(Component data from apps and pages)

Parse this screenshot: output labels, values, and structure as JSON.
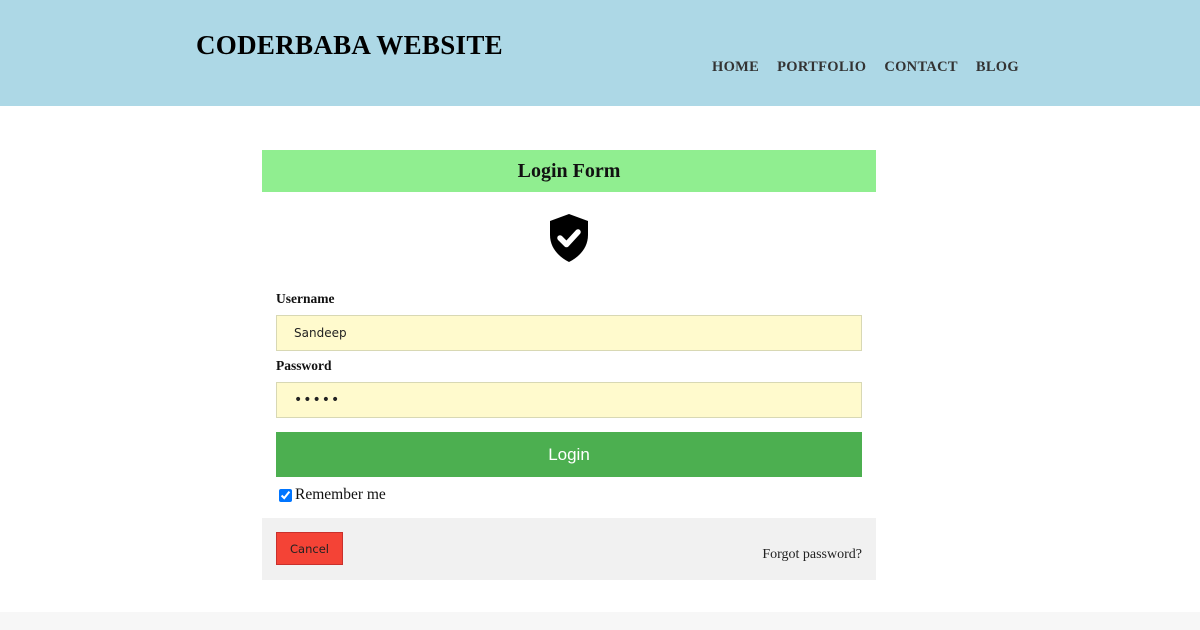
{
  "header": {
    "site_title": "CODERBABA WEBSITE",
    "background_color": "#add8e6",
    "nav": [
      {
        "label": "HOME"
      },
      {
        "label": "PORTFOLIO"
      },
      {
        "label": "CONTACT"
      },
      {
        "label": "BLOG"
      }
    ]
  },
  "login_form": {
    "title": "Login Form",
    "title_bar_color": "#90ee90",
    "icon": "shield-check-icon",
    "username": {
      "label": "Username",
      "value": "Sandeep"
    },
    "password": {
      "label": "Password",
      "value": "•••••"
    },
    "input_background": "#fffacd",
    "login_button": {
      "label": "Login",
      "color": "#4caf50"
    },
    "remember_me": {
      "label": "Remember me",
      "checked": true
    },
    "cancel_button": {
      "label": "Cancel",
      "color": "#f44336"
    },
    "forgot_password": "Forgot password?"
  }
}
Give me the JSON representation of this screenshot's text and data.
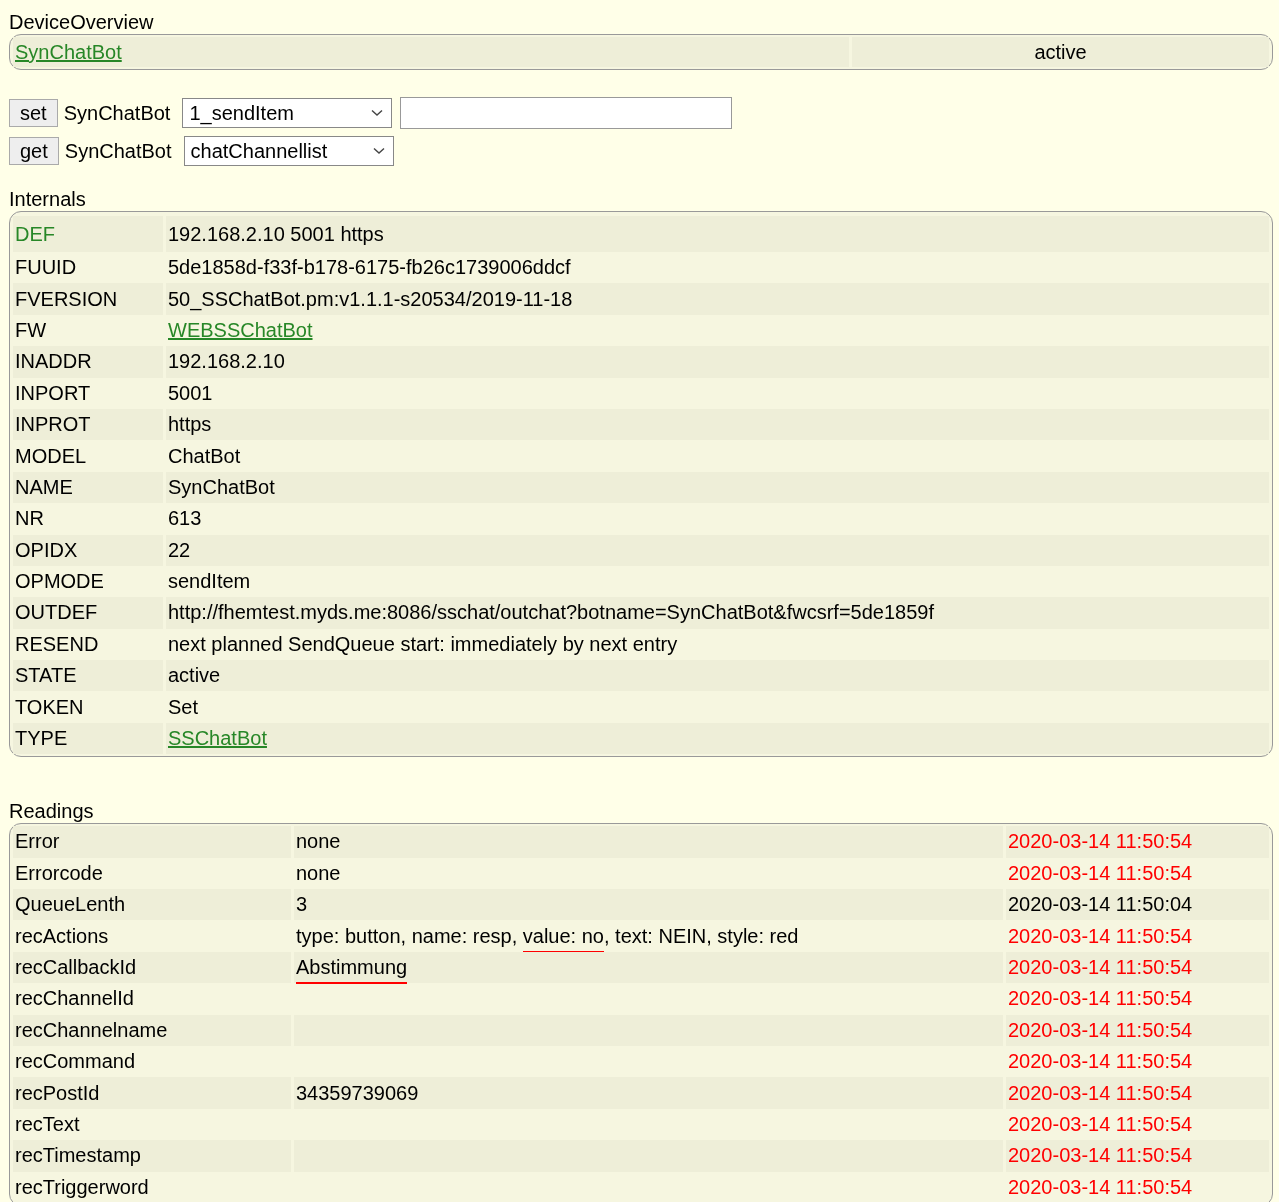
{
  "overview": {
    "title": "DeviceOverview",
    "device": "SynChatBot",
    "state": "active"
  },
  "commands": [
    {
      "button": "set",
      "device": "SynChatBot",
      "option": "1_sendItem",
      "has_input": true
    },
    {
      "button": "get",
      "device": "SynChatBot",
      "option": "chatChannellist",
      "has_input": false
    }
  ],
  "internals": {
    "title": "Internals",
    "rows": [
      {
        "name": "DEF",
        "value": "192.168.2.10 5001 https",
        "name_link": true,
        "value_link": false
      },
      {
        "name": "FUUID",
        "value": "5de1858d-f33f-b178-6175-fb26c1739006ddcf",
        "name_link": false,
        "value_link": false
      },
      {
        "name": "FVERSION",
        "value": "50_SSChatBot.pm:v1.1.1-s20534/2019-11-18",
        "name_link": false,
        "value_link": false
      },
      {
        "name": "FW",
        "value": "WEBSSChatBot",
        "name_link": false,
        "value_link": true
      },
      {
        "name": "INADDR",
        "value": "192.168.2.10",
        "name_link": false,
        "value_link": false
      },
      {
        "name": "INPORT",
        "value": "5001",
        "name_link": false,
        "value_link": false
      },
      {
        "name": "INPROT",
        "value": "https",
        "name_link": false,
        "value_link": false
      },
      {
        "name": "MODEL",
        "value": "ChatBot",
        "name_link": false,
        "value_link": false
      },
      {
        "name": "NAME",
        "value": "SynChatBot",
        "name_link": false,
        "value_link": false
      },
      {
        "name": "NR",
        "value": "613",
        "name_link": false,
        "value_link": false
      },
      {
        "name": "OPIDX",
        "value": "22",
        "name_link": false,
        "value_link": false
      },
      {
        "name": "OPMODE",
        "value": "sendItem",
        "name_link": false,
        "value_link": false
      },
      {
        "name": "OUTDEF",
        "value": "http://fhemtest.myds.me:8086/sschat/outchat?botname=SynChatBot&fwcsrf=5de1859f",
        "name_link": false,
        "value_link": false
      },
      {
        "name": "RESEND",
        "value": "next planned SendQueue start: immediately by next entry",
        "name_link": false,
        "value_link": false
      },
      {
        "name": "STATE",
        "value": "active",
        "name_link": false,
        "value_link": false
      },
      {
        "name": "TOKEN",
        "value": "Set",
        "name_link": false,
        "value_link": false
      },
      {
        "name": "TYPE",
        "value": "SSChatBot",
        "name_link": false,
        "value_link": true
      }
    ]
  },
  "readings": {
    "title": "Readings",
    "rows": [
      {
        "name": "Error",
        "value": [
          {
            "text": "none",
            "marked": false
          }
        ],
        "time": "2020-03-14 11:50:54",
        "recent": true
      },
      {
        "name": "Errorcode",
        "value": [
          {
            "text": "none",
            "marked": false
          }
        ],
        "time": "2020-03-14 11:50:54",
        "recent": true
      },
      {
        "name": "QueueLenth",
        "value": [
          {
            "text": "3",
            "marked": false
          }
        ],
        "time": "2020-03-14 11:50:04",
        "recent": false
      },
      {
        "name": "recActions",
        "value": [
          {
            "text": "type: button, name: resp, ",
            "marked": false
          },
          {
            "text": "value: no",
            "marked": true
          },
          {
            "text": ", text: NEIN, style: red",
            "marked": false
          }
        ],
        "time": "2020-03-14 11:50:54",
        "recent": true
      },
      {
        "name": "recCallbackId",
        "value": [
          {
            "text": "Abstimmung",
            "marked": true
          }
        ],
        "time": "2020-03-14 11:50:54",
        "recent": true
      },
      {
        "name": "recChannelId",
        "value": [],
        "time": "2020-03-14 11:50:54",
        "recent": true
      },
      {
        "name": "recChannelname",
        "value": [],
        "time": "2020-03-14 11:50:54",
        "recent": true
      },
      {
        "name": "recCommand",
        "value": [],
        "time": "2020-03-14 11:50:54",
        "recent": true
      },
      {
        "name": "recPostId",
        "value": [
          {
            "text": "34359739069",
            "marked": false
          }
        ],
        "time": "2020-03-14 11:50:54",
        "recent": true
      },
      {
        "name": "recText",
        "value": [],
        "time": "2020-03-14 11:50:54",
        "recent": true
      },
      {
        "name": "recTimestamp",
        "value": [],
        "time": "2020-03-14 11:50:54",
        "recent": true
      },
      {
        "name": "recTriggerword",
        "value": [],
        "time": "2020-03-14 11:50:54",
        "recent": true
      }
    ]
  }
}
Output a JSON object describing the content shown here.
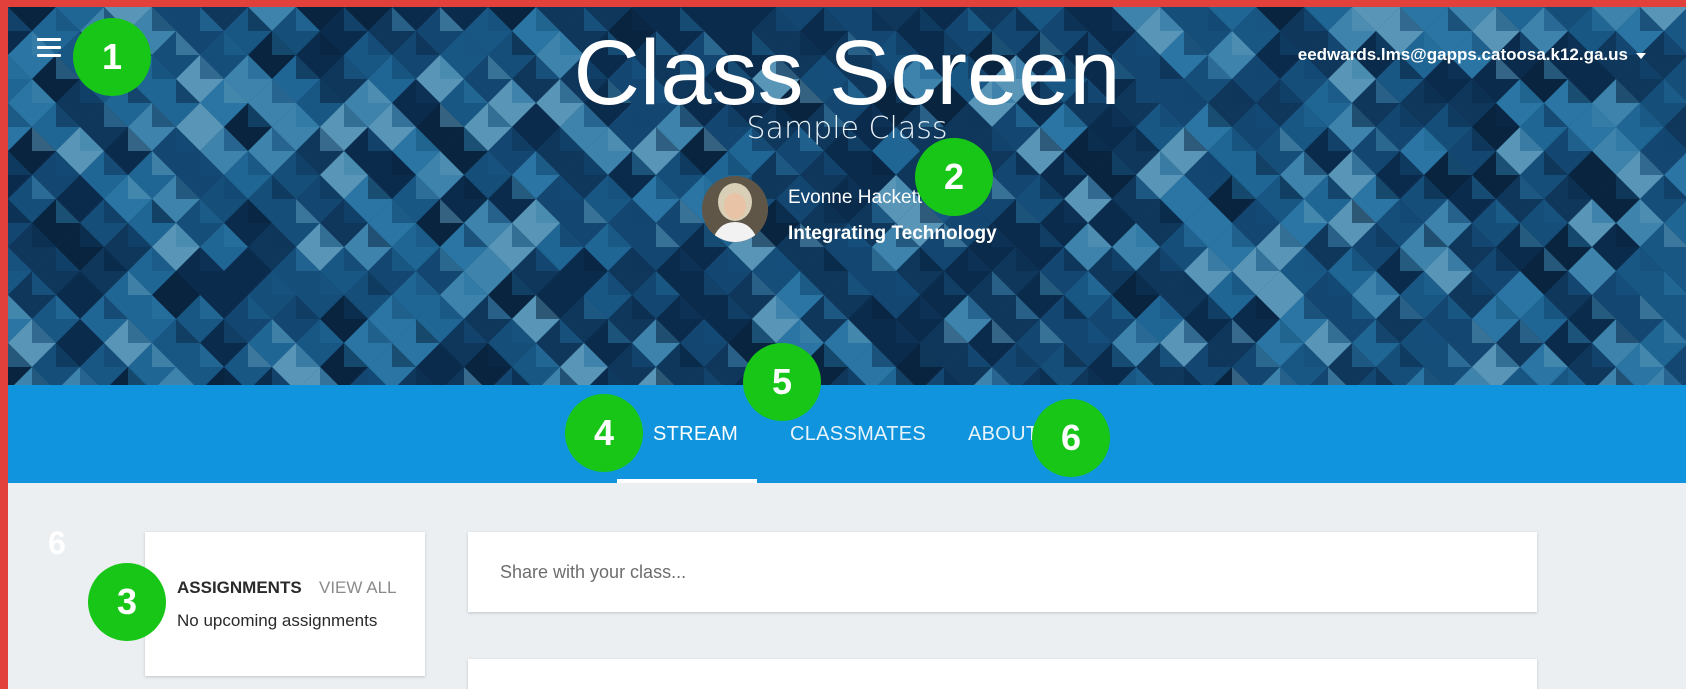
{
  "header": {
    "screen_title": "Class Screen",
    "class_name": "Sample Class",
    "account_email": "eedwards.lms@gapps.catoosa.k12.ga.us",
    "teacher_name": "Evonne Hackett",
    "course_name": "Integrating Technology",
    "menu_icon": "hamburger-menu-icon",
    "account_icon": "chevron-down-icon"
  },
  "tabs": [
    {
      "label": "STREAM",
      "active": true
    },
    {
      "label": "CLASSMATES",
      "active": false
    },
    {
      "label": "ABOUT",
      "active": false
    }
  ],
  "assignments": {
    "title": "ASSIGNMENTS",
    "view_all_label": "VIEW ALL",
    "empty_message": "No upcoming assignments"
  },
  "share": {
    "placeholder": "Share with your class..."
  },
  "callouts": [
    "1",
    "2",
    "3",
    "4",
    "5",
    "6"
  ],
  "stray_label": "6",
  "colors": {
    "frame_border": "#e2403a",
    "tabbar": "#0f94dd",
    "callout_badge": "#17c616",
    "page_background": "#ebeff2"
  }
}
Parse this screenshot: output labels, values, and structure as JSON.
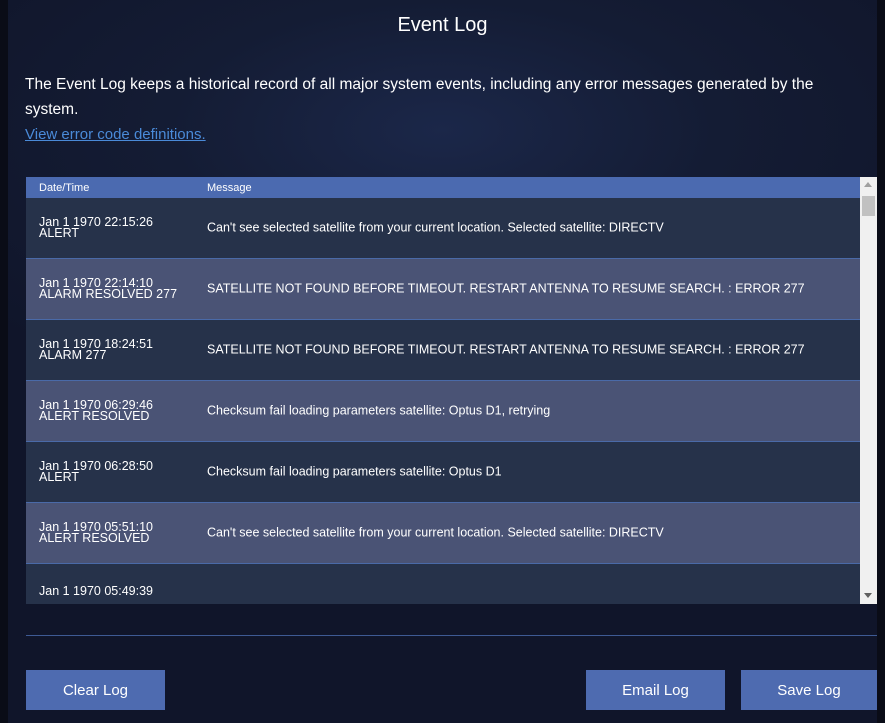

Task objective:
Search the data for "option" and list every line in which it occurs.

Exercise result:
      "option": "1_sendItem",
      "option": "chatChannellist",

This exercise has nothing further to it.